======== PROVIDED DATA ========

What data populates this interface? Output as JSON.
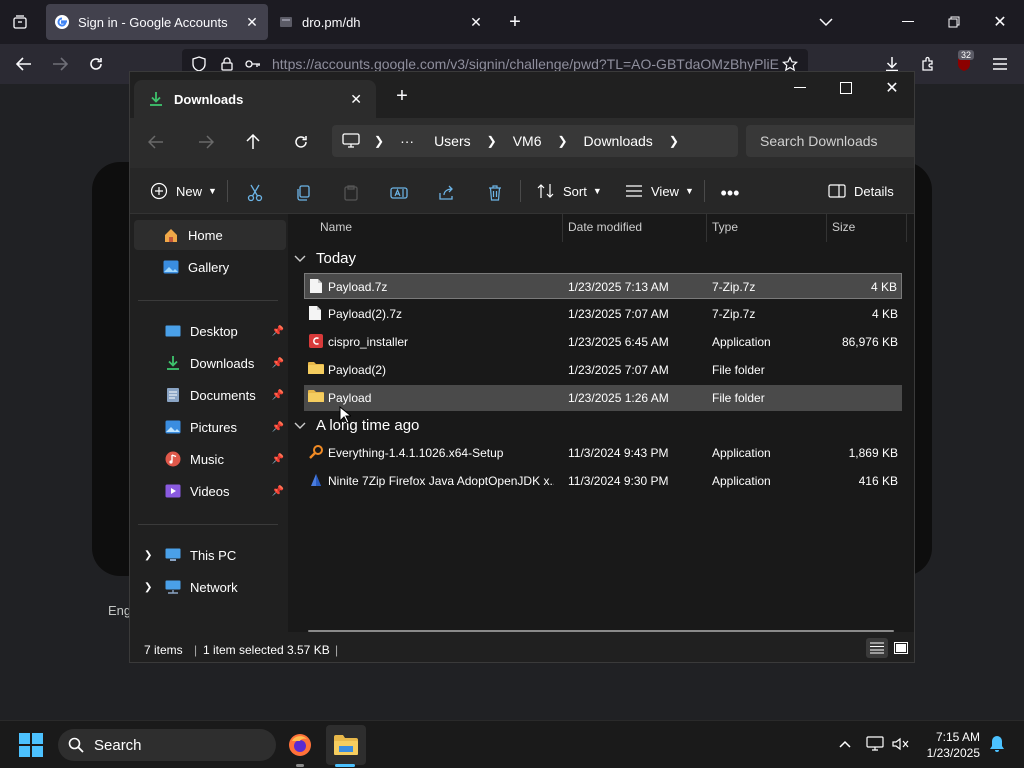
{
  "browser": {
    "tabs": [
      {
        "title": "Sign in - Google Accounts",
        "active": true
      },
      {
        "title": "dro.pm/dh",
        "active": false
      }
    ],
    "url": "https://accounts.google.com/v3/signin/challenge/pwd?TL=AO-GBTdaOMzBhyPliE",
    "downloads_badge": "32",
    "page_language": "Eng"
  },
  "explorer": {
    "tab_title": "Downloads",
    "breadcrumbs": [
      "Users",
      "VM6",
      "Downloads"
    ],
    "search_placeholder": "Search Downloads",
    "commands": {
      "new": "New",
      "sort": "Sort",
      "view": "View",
      "details": "Details"
    },
    "nav": {
      "home": "Home",
      "gallery": "Gallery",
      "pinned": [
        "Desktop",
        "Downloads",
        "Documents",
        "Pictures",
        "Music",
        "Videos"
      ],
      "this_pc": "This PC",
      "network": "Network"
    },
    "columns": [
      "Name",
      "Date modified",
      "Type",
      "Size"
    ],
    "groups": [
      {
        "label": "Today",
        "files": [
          {
            "name": "Payload.7z",
            "date": "1/23/2025 7:13 AM",
            "type": "7-Zip.7z",
            "size": "4 KB",
            "icon": "doc-icon"
          },
          {
            "name": "Payload(2).7z",
            "date": "1/23/2025 7:07 AM",
            "type": "7-Zip.7z",
            "size": "4 KB",
            "icon": "doc-icon"
          },
          {
            "name": "cispro_installer",
            "date": "1/23/2025 6:45 AM",
            "type": "Application",
            "size": "86,976 KB",
            "icon": "app-red-icon"
          },
          {
            "name": "Payload(2)",
            "date": "1/23/2025 7:07 AM",
            "type": "File folder",
            "size": "",
            "icon": "folder-icon"
          },
          {
            "name": "Payload",
            "date": "1/23/2025 1:26 AM",
            "type": "File folder",
            "size": "",
            "icon": "folder-icon"
          }
        ]
      },
      {
        "label": "A long time ago",
        "files": [
          {
            "name": "Everything-1.4.1.1026.x64-Setup",
            "date": "11/3/2024 9:43 PM",
            "type": "Application",
            "size": "1,869 KB",
            "icon": "magnifier-icon"
          },
          {
            "name": "Ninite 7Zip Firefox Java AdoptOpenJDK x...",
            "date": "11/3/2024 9:30 PM",
            "type": "Application",
            "size": "416 KB",
            "icon": "ninite-icon"
          }
        ]
      }
    ],
    "status": {
      "items": "7 items",
      "selected": "1 item selected",
      "size": "3.57 KB"
    }
  },
  "taskbar": {
    "search": "Search",
    "time": "7:15 AM",
    "date": "1/23/2025"
  },
  "colors": {
    "accent": "#0a84ff",
    "folder": "#e8b84a",
    "download_green": "#3ec46d"
  }
}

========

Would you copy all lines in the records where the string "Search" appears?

_SOLUTION TO THIS EXERCISE:_
    "search_placeholder": "Search Downloads",
    "search": "Search",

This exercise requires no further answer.